I had my leg pulled about it many a time afterwards. I found out he had brought me a pint of tea and a plate full of bread and cheese. I might say the bread was about 2 inches thick and the cheese, well I can't say what it was but the cheese made the sandwich about four and a half inches thick, but here is where the Irish comes in, I had been shot in the throat. I was hungry enough but fancy a man being hit there and then to put a feed before him like that. I might tell you it was the last time I ever seen that orderly.

That same day we were sent onboard a mine sweeper and taken to Lemnos, a Greek Island about 60 miles away but I did not think much of the treatment there as we had to have our meals in condensed milk or jam tins.
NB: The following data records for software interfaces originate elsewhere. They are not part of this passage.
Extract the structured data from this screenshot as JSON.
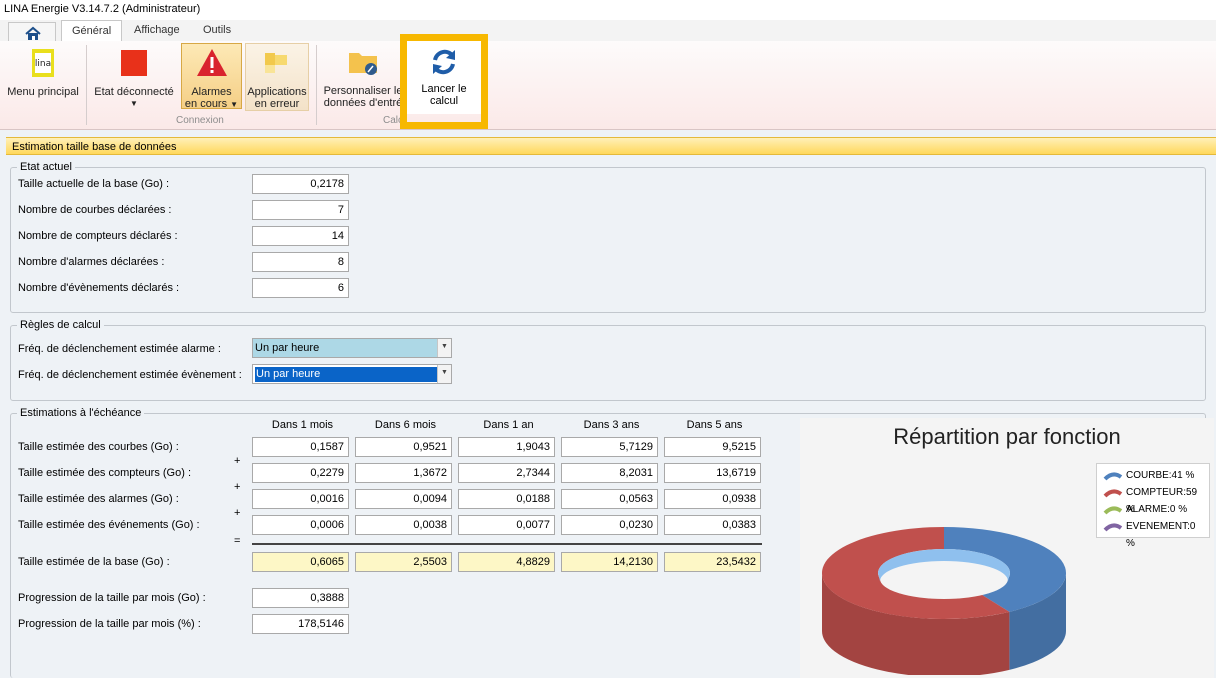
{
  "window": {
    "title": "LINA Energie  V3.14.7.2  (Administrateur)"
  },
  "tabs": [
    "Général",
    "Affichage",
    "Outils"
  ],
  "ribbon": {
    "menu": "Menu principal",
    "etat": "Etat déconnecté",
    "alarmes": [
      "Alarmes",
      "en cours"
    ],
    "apps": [
      "Applications",
      "en erreur"
    ],
    "perso": [
      "Personnaliser le",
      "données d'entré"
    ],
    "lancer": [
      "Lancer le",
      "calcul"
    ],
    "group_connexion": "Connexion",
    "group_calcul": "Calc"
  },
  "panel": {
    "title": "Estimation taille base de données"
  },
  "etat_actuel": {
    "legend": "Etat actuel",
    "rows": [
      {
        "label": "Taille actuelle de la base (Go) :",
        "value": "0,2178"
      },
      {
        "label": "Nombre de courbes déclarées :",
        "value": "7"
      },
      {
        "label": "Nombre de compteurs déclarés :",
        "value": "14"
      },
      {
        "label": "Nombre d'alarmes déclarées :",
        "value": "8"
      },
      {
        "label": "Nombre d'évènements déclarés :",
        "value": "6"
      }
    ]
  },
  "regles": {
    "legend": "Règles de calcul",
    "alarme_label": "Fréq. de déclenchement estimée alarme :",
    "alarme_value": "Un par heure",
    "evenement_label": "Fréq. de déclenchement estimée évènement :",
    "evenement_value": "Un par heure"
  },
  "estimations": {
    "legend": "Estimations à l'échéance",
    "columns": [
      "Dans 1 mois",
      "Dans 6 mois",
      "Dans 1 an",
      "Dans 3 ans",
      "Dans 5 ans"
    ],
    "rows": [
      {
        "label": "Taille estimée des courbes (Go) :",
        "values": [
          "0,1587",
          "0,9521",
          "1,9043",
          "5,7129",
          "9,5215"
        ]
      },
      {
        "label": "Taille estimée des compteurs (Go) :",
        "values": [
          "0,2279",
          "1,3672",
          "2,7344",
          "8,2031",
          "13,6719"
        ]
      },
      {
        "label": "Taille estimée des alarmes (Go) :",
        "values": [
          "0,0016",
          "0,0094",
          "0,0188",
          "0,0563",
          "0,0938"
        ]
      },
      {
        "label": "Taille estimée des événements (Go) :",
        "values": [
          "0,0006",
          "0,0038",
          "0,0077",
          "0,0230",
          "0,0383"
        ]
      }
    ],
    "plus": "+",
    "equals": "=",
    "total": {
      "label": "Taille estimée de la base (Go) :",
      "values": [
        "0,6065",
        "2,5503",
        "4,8829",
        "14,2130",
        "23,5432"
      ]
    },
    "progression_go": {
      "label": "Progression de la taille par mois (Go) :",
      "value": "0,3888"
    },
    "progression_pct": {
      "label": "Progression de la taille par mois (%) :",
      "value": "178,5146"
    }
  },
  "chart_data": {
    "type": "pie",
    "title": "Répartition par fonction",
    "categories": [
      "COURBE",
      "COMPTEUR",
      "ALARME",
      "EVENEMENT"
    ],
    "values": [
      41,
      59,
      0,
      0
    ],
    "legend_labels": [
      "COURBE:41 %",
      "COMPTEUR:59 %",
      "ALARME:0 %",
      "EVENEMENT:0 %"
    ],
    "colors": [
      "#4f81bd",
      "#c0504d",
      "#9bbb59",
      "#8064a2"
    ],
    "legend": "right"
  }
}
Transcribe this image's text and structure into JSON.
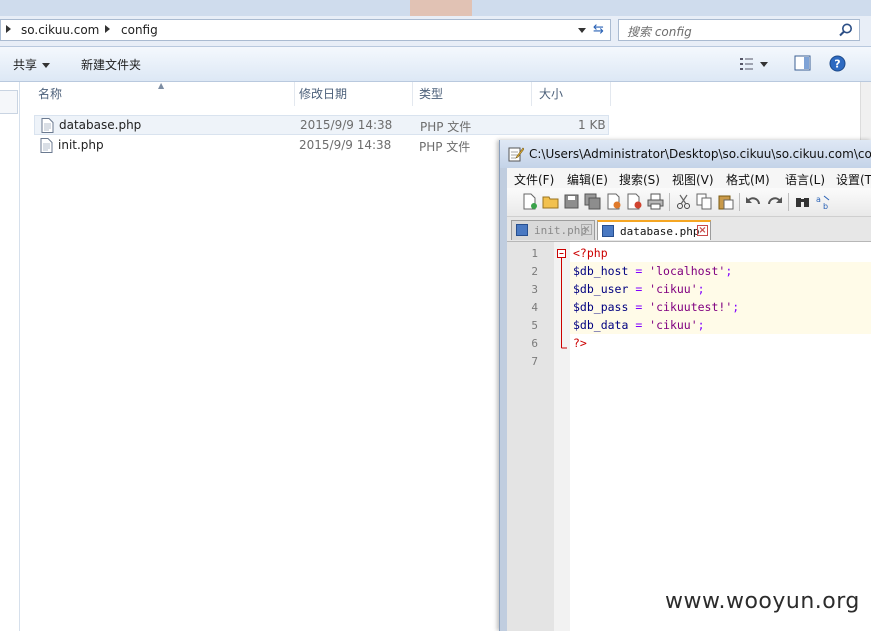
{
  "explorer": {
    "breadcrumbs": [
      "so.cikuu.com",
      "config"
    ],
    "search_placeholder": "搜索 config",
    "toolbar": {
      "share_label": "共享",
      "new_folder_label": "新建文件夹"
    },
    "columns": {
      "name": "名称",
      "modified": "修改日期",
      "type": "类型",
      "size": "大小"
    },
    "files": [
      {
        "name": "database.php",
        "modified": "2015/9/9 14:38",
        "type": "PHP 文件",
        "size": "1 KB"
      },
      {
        "name": "init.php",
        "modified": "2015/9/9 14:38",
        "type": "PHP 文件",
        "size": ""
      }
    ]
  },
  "notepad": {
    "title": "C:\\Users\\Administrator\\Desktop\\so.cikuu\\so.cikuu.com\\con",
    "menu": [
      "文件(F)",
      "编辑(E)",
      "搜索(S)",
      "视图(V)",
      "格式(M)",
      "语言(L)",
      "设置(T"
    ],
    "tabs": [
      {
        "label": "init.php",
        "active": false
      },
      {
        "label": "database.php",
        "active": true
      }
    ],
    "line_numbers": [
      "1",
      "2",
      "3",
      "4",
      "5",
      "6",
      "7"
    ],
    "code": {
      "l1_tag": "<?php",
      "l2_var": "$db_host",
      "l2_op": " = ",
      "l2_str": "'localhost'",
      "l2_end": ";",
      "l3_var": "$db_user",
      "l3_op": " = ",
      "l3_str": "'cikuu'",
      "l3_end": ";",
      "l4_var": "$db_pass",
      "l4_op": " = ",
      "l4_str": "'cikuutest!'",
      "l4_end": ";",
      "l5_var": "$db_data",
      "l5_op": " = ",
      "l5_str": "'cikuu'",
      "l5_end": ";",
      "l6_tag": "?>"
    }
  },
  "watermark": "www.wooyun.org",
  "colors": {
    "php_tag": "#cc0000",
    "variable": "#000080",
    "operator": "#8000ff",
    "string": "#800080"
  }
}
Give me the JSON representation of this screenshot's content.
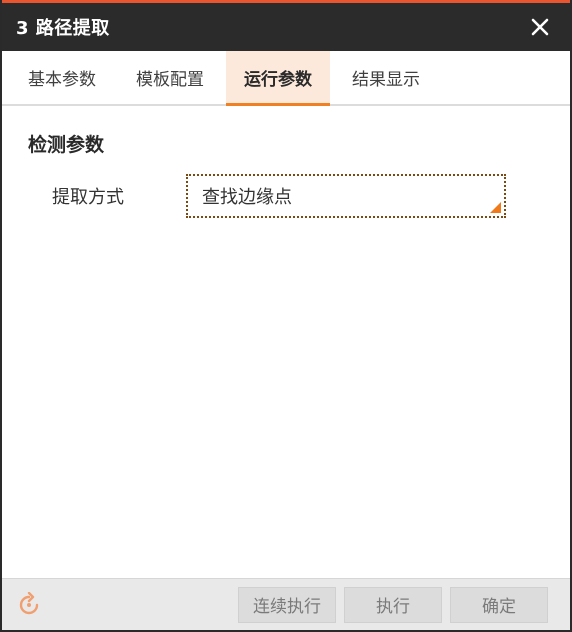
{
  "window": {
    "title": "3 路径提取",
    "close_icon": "close-icon"
  },
  "tabs": [
    {
      "label": "基本参数",
      "active": false
    },
    {
      "label": "模板配置",
      "active": false
    },
    {
      "label": "运行参数",
      "active": true
    },
    {
      "label": "结果显示",
      "active": false
    }
  ],
  "section": {
    "title": "检测参数",
    "params": [
      {
        "label": "提取方式",
        "value": "查找边缘点"
      }
    ]
  },
  "footer": {
    "refresh_icon": "refresh-icon",
    "continuous_label": "连续执行",
    "execute_label": "执行",
    "ok_label": "确定"
  },
  "colors": {
    "accent": "#f08024",
    "titlebar_bg": "#2b2b2b",
    "active_tab_bg": "#fde9dc"
  }
}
In the morning you had tea in it and at dinnertime you had soup in it and then again at tea time you had your tea in it again, so you can guess how things were. And more so there was two hundred beds in this place and there were between 700 and 800 wounded and sick there so that itself was another disgrace.

I seen above 100 cases that should have been cot cases lying on the bare sand inside a tent and I often wondered did the Government know anything about this as there was another Hospital only a cock stride from ours, if I may call ours a hospital. I think myself it was not, by a long way.

But this other hospital I have wrote about above was a splended thing. It belonged to the Australians and there was a bed for every man and descent utensils for every use and also lit up by electric lights all round the camp and inside every tent or hut.

This hospital, I might say they brought with them so you can see what was thought about the Englishmen that got wounded at the Dards.

Well the outcome was I got fed up with it so I volunteered to go back to the firing line.

I went back alright by request. They did not want asking twice and I was glad to get back with my Battalion.

I was reported killed so you can guess how things were when I walked to the part of the line our company were holding. My own officer, Captain Herbert Rose, who was I believe 64 years of age could not believe his own eyes when he seen me and I thought he would never let go of my hand and wanted to know why I was sent back with bandages still on, and I explained to him. So he said he would report it but he did not report it because he went and reported at another place the next day. I never heard which place he reported at but I do know that he became a landowner out there six feet as is the custom it was in the same charge that I got my second present from Enva Pashas on Mr.Turk.

It was Thursday June 3rd when we arrived back to the trenches after my first wound and was told I was just in time for a bayonet charge the next day, Friday, and Friday being a very unlucky day I thought my number was up this time.

I was born on a Friday you know, and that put the wind up me more so. I could see there was no way out of it so I decided to make the best of it. So the first thing I did was to inspect my bayonet to see if it was sound and then gave it a good oiling, then turning mt attention to my old friend the rifle and did likewise with it. Then wondering what sort of a birthday I would have anyway I lay down after doing guard at midnight and remembering nothing more until I was raused the next morning, Friday June 4th 1915 by one of my chums.

I felt sorry for him as he did not sleep a wink, and he had the wind up him fairly as he could not eat any breakfast and there were plenty more too I might tell you, but I could not see letting trifles like that upset me so much so I set too and had a very good breakfast but I was wondering at the time where I would be having breakfast the next morning.


So ends the diary.


Courtesy of Keith Brannen and in rememberance of Sgt James Brannen 35507, we have the transcribed war diaries for the 1/8th Battalion

May 1917

June 1917

July 1917

August 1917

September 1917

October 1917

November 1917

December 1917

January 1918

February 1918

March 1918

April 1918

May 1918

June 1918

July 1918

August 1918

September 1918

October 1918

November 1918

the history of the 8th battalion is a work in progress, we look forward to Captain Bonners book

Feb 1918 and then 19.2.18 to 126th Bde, 42nd Div. 11.11.18. 126th Bde, 42nd Div, France, Hautmont, S.W. of Maubeuge.